A slew of real-life politicians has hit the “SNL” stage over the years — Democratic presidential candidates Hillary ClintonHillary Diane Rodham ClintonChris Murphy’s profile rises with gun tragedies DNC, RNC step up cyber protections Gun proposal picks up GOP support MORE and Bernie SandersBernard (Bernie) SandersChris Murphy’s profile rises with gun tragedies Clip shows Larry David and Bernie Sanders reacting after discovering they're related For now, Trump dossier creates more questions than answers MORE made cameos this season, and GOP front-runner Donald TrumpDonald John TrumpIvanka Trump pens op-ed on kindergartners learning tech Bharara, Yates tamp down expectations Mueller will bring criminal charges Overnight Cybersecurity: Equifax security employee left after breach | Lawmakers float bill to reform warrantless surveillance | Intel leaders keeping collusion probe open MORE guest hosted in November — but Lorne Michaels was mum on whether the sketch comedy show would tap any other political figures in the coming weeks.
“I think, literally, we don’t know week-to-week,” Michaels said. “I can tell you what we’re doing for the next two weeks in March.”
Some lawmakers and VIPs might have been trying out their best material for Michaels, though, on Tuesday at the screening hosted by Paramount Pictures and the Motion Picture Association of America (MPAA): Vice President Biden and Dr. Jill Biden; Secretary of State John KerryJohn Forbes KerryFor the sake of national security, Trump must honor the Iran deal Bernie Sanders’s 1960s worldview makes bad foreign policy DiCaprio: History will ‘vilify’ Trump for not fighting climate change MORE; MPAA Chairman and former Sen. Chris Dodd (D-Conn.); Sens. Sherrod BrownSherrod Campbell BrownDems plan to make gun control an issue in Nevada Mandel leads GOP primary for Ohio Senate seat: internal poll Red-state Dems need more from Trump before tax embrace MORE (D-Ohio), Barbara BoxerBarbara BoxerTrump riles Dems with pick for powerful EPA job Pelosi's chief of staff stepping down Time is now to address infrastructure needs MORE (D-Calif.), Debbie StabenowDeborah (Debbie) Ann StabenowDems plan to make gun control an issue in Nevada Red-state Dems need more from Trump before tax embrace Stabenow: ‘Kid Rock might actually win the Republican primary’ MORE (D-Mich.), Al FrankenAlan (Al) Stuart FrankenThe Hill's 12:30 Report The Hill's 12:30 Report John Oliver rips AT&T-Time Warner merger MORE (D-Minn.) and Jim RischJames (Jim) Elroy RischRubio won't challenge colleague for Foreign Relations gavel Senate approves Trump's debt deal with Democrats Overnight Cybersecurity: Mueller impanels grand jury in Russia probe | Researcher who helped stop WannaCry attack detained | Audit finds OPM systems still at risk MORE (R-Idaho); and Reps. Adam SchiffAdam SchiffOvernight Tech: Facebook, Twitter to testify before Senate | EU orders Amazon to pay 0M in back taxes | Reddit hires first lobbyists Facebook, Twitter will testify at Senate hearing Schiff: Almost all RT ads on Twitter designed to push negative coverage of Clinton MORE (D-Calif.) and Ted Deutch (D-Fla.) were all eyed among the crowd at the exclusive event.

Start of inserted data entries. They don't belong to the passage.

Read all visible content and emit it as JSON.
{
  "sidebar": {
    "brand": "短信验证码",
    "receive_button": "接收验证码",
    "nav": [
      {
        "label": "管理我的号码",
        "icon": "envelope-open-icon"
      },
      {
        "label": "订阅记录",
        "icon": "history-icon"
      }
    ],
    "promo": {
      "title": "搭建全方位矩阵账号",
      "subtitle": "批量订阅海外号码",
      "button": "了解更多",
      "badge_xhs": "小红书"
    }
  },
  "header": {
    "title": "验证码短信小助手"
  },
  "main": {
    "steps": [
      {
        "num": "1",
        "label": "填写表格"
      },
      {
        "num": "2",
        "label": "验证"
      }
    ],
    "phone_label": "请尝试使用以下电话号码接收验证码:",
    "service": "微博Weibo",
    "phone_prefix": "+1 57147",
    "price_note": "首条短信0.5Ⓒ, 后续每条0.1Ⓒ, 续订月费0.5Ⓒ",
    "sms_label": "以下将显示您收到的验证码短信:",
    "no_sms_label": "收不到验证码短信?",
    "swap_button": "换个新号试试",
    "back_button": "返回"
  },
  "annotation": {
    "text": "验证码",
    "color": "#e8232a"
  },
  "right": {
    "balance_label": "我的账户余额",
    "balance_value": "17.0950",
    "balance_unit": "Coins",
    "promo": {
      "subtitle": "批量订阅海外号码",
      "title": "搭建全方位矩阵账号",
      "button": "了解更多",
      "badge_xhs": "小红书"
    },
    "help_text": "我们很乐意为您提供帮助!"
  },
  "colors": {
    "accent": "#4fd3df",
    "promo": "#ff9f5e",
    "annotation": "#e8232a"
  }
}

While Fey remained tight-lipped about which of the current crop of White House hopefuls she’d get behind, she did encourage a certain political outsider to run.
“Baba Booey,” she offered, referring to the nickname for radio host Howard Stern’s longtime producer, Gary Dell’Abate.
“It’s his time,” chimed in “Whiskey Tango Foxtrot” screenwriter Robert Carlock. “He’s been waiting in the wings.”
“America needs more Baba Booey,” Fey added.